What is expected
Scan the records for the word "your". Return each line where it is found.

[Entries taken from a collection]
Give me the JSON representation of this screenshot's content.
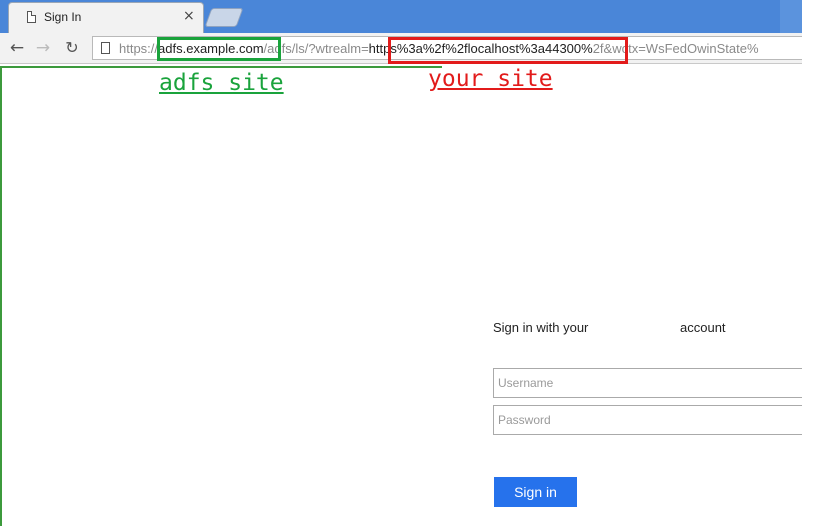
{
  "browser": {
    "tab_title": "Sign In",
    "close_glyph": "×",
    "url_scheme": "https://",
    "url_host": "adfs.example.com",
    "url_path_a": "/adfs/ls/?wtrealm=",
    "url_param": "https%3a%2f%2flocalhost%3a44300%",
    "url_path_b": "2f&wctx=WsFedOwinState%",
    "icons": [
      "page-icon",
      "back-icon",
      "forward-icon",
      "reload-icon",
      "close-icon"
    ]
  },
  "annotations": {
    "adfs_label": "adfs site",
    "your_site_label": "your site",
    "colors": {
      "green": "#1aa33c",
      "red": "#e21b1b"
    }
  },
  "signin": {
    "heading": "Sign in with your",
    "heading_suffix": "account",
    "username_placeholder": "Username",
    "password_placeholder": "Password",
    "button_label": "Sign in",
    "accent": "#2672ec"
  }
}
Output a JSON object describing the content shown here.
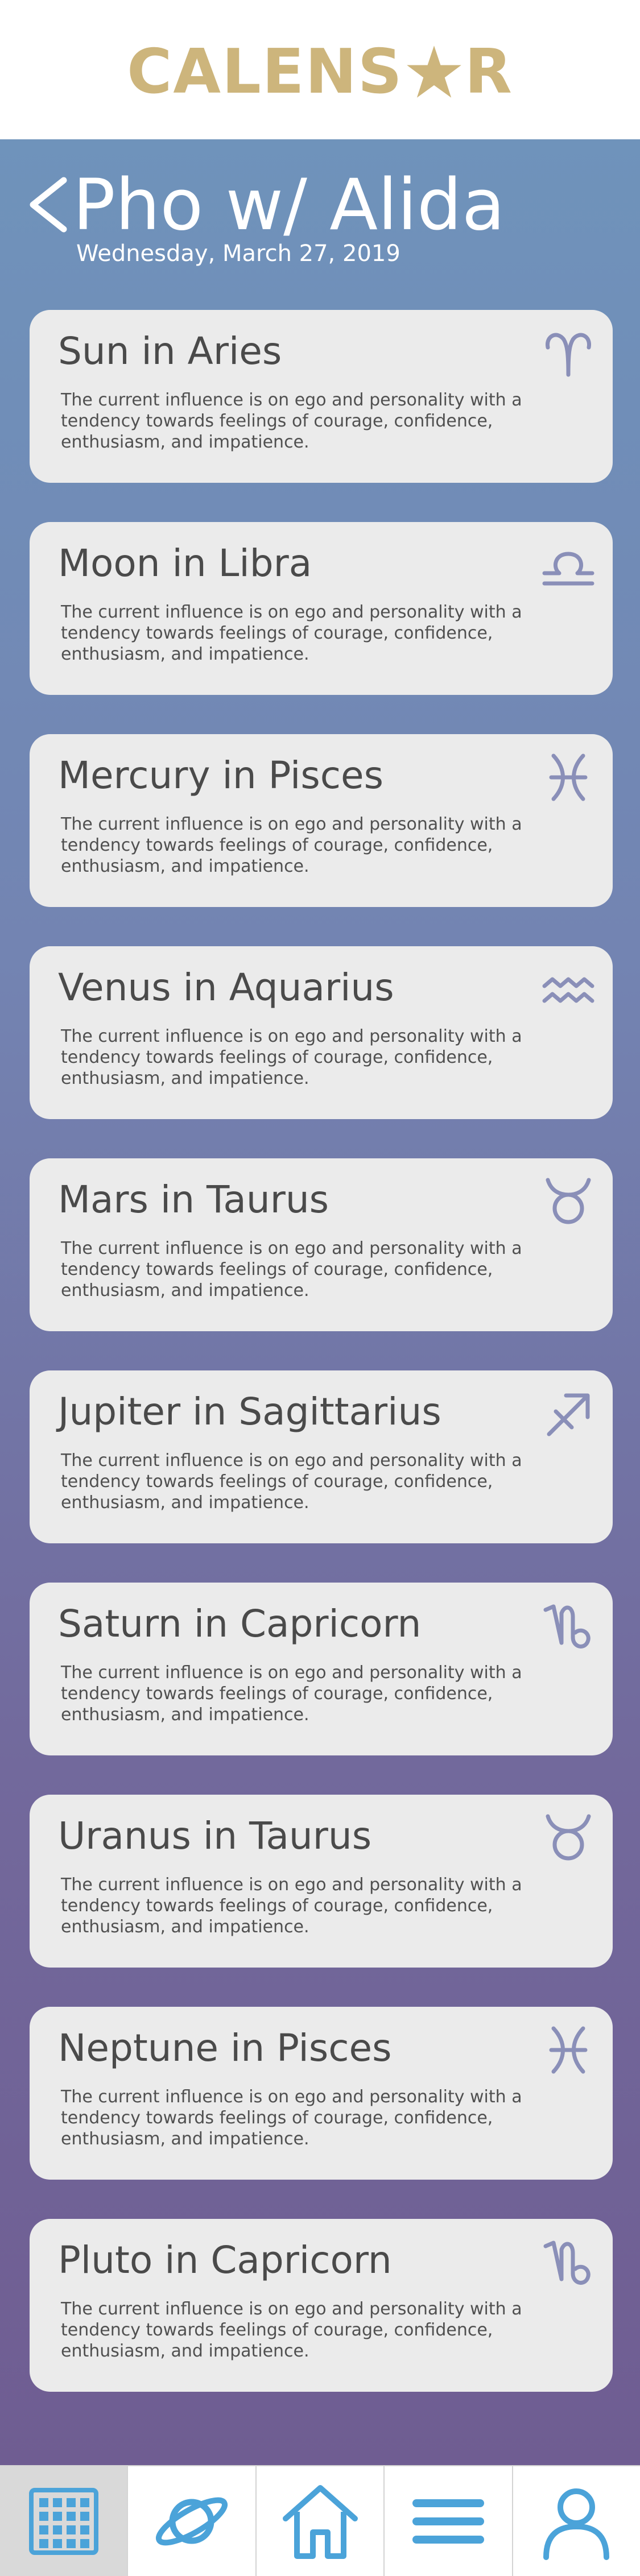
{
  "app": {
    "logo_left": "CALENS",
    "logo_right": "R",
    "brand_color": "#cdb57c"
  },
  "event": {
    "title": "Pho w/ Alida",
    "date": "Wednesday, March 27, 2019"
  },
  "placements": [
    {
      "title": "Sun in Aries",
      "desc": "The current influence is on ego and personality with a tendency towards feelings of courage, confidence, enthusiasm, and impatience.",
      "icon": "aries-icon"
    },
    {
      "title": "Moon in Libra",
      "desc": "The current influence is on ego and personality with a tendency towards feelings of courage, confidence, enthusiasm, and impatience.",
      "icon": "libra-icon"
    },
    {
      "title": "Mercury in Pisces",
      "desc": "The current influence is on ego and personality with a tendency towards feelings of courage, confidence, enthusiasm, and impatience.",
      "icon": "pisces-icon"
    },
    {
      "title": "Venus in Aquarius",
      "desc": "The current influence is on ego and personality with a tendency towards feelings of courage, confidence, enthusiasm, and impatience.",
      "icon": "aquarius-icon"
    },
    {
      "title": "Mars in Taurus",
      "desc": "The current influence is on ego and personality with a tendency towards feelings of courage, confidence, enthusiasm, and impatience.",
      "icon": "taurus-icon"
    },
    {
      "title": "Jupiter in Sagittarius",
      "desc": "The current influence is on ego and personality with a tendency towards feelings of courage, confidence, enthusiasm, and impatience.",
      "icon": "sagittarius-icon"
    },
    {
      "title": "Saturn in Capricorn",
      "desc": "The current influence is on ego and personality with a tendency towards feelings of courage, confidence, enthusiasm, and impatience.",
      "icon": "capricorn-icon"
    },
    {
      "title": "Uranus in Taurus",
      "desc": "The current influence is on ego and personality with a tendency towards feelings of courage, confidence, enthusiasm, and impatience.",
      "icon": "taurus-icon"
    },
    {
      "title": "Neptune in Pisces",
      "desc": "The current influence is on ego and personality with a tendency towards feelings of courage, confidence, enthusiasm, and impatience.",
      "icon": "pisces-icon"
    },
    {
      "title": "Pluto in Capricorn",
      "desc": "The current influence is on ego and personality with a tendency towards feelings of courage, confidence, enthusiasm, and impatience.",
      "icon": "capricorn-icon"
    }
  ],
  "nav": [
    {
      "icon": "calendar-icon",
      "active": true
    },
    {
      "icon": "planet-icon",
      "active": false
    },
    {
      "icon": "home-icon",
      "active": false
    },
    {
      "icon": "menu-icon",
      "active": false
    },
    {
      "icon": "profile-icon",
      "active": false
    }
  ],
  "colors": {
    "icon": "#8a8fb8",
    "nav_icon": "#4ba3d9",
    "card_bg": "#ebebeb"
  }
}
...
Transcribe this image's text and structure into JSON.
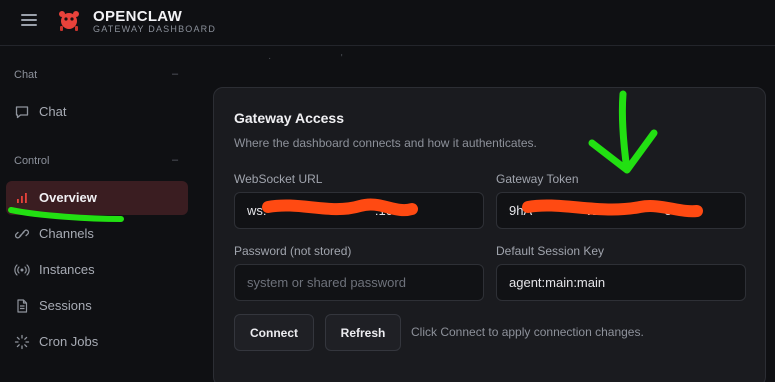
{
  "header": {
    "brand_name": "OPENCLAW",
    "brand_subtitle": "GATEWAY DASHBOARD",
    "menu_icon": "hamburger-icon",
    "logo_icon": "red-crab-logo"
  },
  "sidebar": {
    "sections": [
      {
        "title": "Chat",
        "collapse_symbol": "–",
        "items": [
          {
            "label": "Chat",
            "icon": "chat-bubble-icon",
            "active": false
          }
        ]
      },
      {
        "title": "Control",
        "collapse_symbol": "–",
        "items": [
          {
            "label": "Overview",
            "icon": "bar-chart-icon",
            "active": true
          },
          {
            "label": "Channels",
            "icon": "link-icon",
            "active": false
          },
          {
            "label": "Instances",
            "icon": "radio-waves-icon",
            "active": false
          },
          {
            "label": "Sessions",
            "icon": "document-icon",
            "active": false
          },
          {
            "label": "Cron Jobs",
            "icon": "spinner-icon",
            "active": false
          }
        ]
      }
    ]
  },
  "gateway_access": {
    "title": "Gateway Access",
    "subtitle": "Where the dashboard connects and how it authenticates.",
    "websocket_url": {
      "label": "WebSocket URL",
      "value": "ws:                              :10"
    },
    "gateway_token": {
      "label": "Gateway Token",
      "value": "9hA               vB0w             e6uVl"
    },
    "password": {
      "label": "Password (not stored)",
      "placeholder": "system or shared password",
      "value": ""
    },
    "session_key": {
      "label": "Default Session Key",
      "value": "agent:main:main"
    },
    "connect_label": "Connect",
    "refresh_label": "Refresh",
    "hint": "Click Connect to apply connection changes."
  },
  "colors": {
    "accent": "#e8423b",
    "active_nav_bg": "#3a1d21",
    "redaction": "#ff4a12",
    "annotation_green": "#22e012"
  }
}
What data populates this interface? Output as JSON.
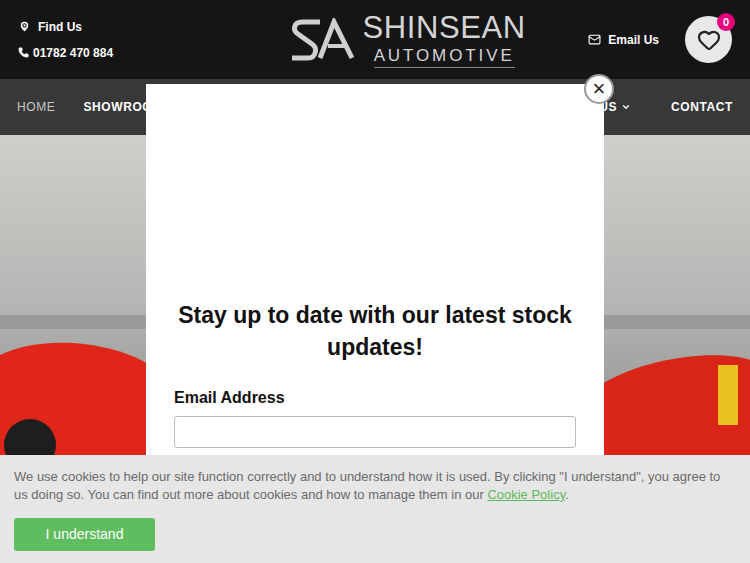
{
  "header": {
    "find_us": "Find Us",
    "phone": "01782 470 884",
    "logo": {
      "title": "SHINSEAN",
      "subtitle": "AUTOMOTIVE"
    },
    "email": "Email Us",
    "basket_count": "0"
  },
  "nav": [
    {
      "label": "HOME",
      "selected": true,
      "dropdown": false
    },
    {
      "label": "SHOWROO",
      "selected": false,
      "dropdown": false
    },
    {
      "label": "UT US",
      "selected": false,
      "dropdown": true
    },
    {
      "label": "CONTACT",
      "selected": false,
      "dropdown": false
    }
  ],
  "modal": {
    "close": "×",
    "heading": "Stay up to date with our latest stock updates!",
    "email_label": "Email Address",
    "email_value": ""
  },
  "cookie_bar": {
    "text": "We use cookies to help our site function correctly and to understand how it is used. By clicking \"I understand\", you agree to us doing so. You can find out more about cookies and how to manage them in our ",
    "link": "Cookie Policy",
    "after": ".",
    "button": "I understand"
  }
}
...
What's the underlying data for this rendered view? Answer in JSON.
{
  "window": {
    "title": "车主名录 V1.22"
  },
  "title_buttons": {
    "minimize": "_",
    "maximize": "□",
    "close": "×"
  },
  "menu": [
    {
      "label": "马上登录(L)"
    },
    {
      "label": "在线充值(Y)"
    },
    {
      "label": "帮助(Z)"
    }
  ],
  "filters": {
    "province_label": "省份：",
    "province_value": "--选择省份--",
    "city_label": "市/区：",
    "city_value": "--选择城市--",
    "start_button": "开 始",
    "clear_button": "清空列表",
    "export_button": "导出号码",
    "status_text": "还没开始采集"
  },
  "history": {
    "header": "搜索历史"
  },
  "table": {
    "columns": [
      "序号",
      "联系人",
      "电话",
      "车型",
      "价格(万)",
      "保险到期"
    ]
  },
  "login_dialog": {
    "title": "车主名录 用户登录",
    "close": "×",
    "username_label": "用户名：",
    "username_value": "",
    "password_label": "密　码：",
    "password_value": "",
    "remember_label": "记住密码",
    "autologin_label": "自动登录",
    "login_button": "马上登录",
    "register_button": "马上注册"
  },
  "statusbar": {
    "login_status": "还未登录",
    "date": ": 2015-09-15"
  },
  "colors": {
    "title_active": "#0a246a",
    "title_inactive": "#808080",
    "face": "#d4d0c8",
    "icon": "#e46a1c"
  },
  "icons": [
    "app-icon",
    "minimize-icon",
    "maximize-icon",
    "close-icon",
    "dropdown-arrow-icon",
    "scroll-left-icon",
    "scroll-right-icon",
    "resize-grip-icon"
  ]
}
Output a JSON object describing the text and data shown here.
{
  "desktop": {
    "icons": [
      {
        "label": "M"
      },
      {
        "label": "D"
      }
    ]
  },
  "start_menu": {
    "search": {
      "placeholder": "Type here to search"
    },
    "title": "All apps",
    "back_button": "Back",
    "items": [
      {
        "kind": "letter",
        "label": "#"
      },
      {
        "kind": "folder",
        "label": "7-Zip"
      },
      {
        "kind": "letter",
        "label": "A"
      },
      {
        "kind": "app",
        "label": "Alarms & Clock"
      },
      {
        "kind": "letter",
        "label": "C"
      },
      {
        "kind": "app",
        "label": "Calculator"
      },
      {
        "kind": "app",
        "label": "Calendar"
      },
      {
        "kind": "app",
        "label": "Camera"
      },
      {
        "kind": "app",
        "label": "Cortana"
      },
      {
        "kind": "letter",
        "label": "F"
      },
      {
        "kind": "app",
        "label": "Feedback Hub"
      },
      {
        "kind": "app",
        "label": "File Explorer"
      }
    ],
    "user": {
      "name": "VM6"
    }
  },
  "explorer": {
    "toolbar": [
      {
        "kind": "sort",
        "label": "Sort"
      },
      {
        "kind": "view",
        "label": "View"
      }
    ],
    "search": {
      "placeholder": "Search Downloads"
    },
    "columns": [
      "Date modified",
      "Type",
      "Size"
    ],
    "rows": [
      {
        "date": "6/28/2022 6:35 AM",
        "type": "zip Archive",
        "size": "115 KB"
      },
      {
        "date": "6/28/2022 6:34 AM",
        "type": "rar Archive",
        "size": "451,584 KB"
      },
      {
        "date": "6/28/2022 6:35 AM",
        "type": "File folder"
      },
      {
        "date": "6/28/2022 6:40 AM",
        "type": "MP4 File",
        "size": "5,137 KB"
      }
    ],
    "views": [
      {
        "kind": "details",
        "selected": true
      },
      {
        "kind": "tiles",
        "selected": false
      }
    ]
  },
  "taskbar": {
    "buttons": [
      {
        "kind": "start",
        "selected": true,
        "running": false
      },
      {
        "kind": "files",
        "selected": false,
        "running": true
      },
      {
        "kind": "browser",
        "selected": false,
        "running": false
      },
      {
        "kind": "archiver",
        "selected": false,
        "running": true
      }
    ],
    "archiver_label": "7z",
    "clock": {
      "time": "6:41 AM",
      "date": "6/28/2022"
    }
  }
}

Reply
    "your_site_label": "your site",
    "heading": "Sign in with your",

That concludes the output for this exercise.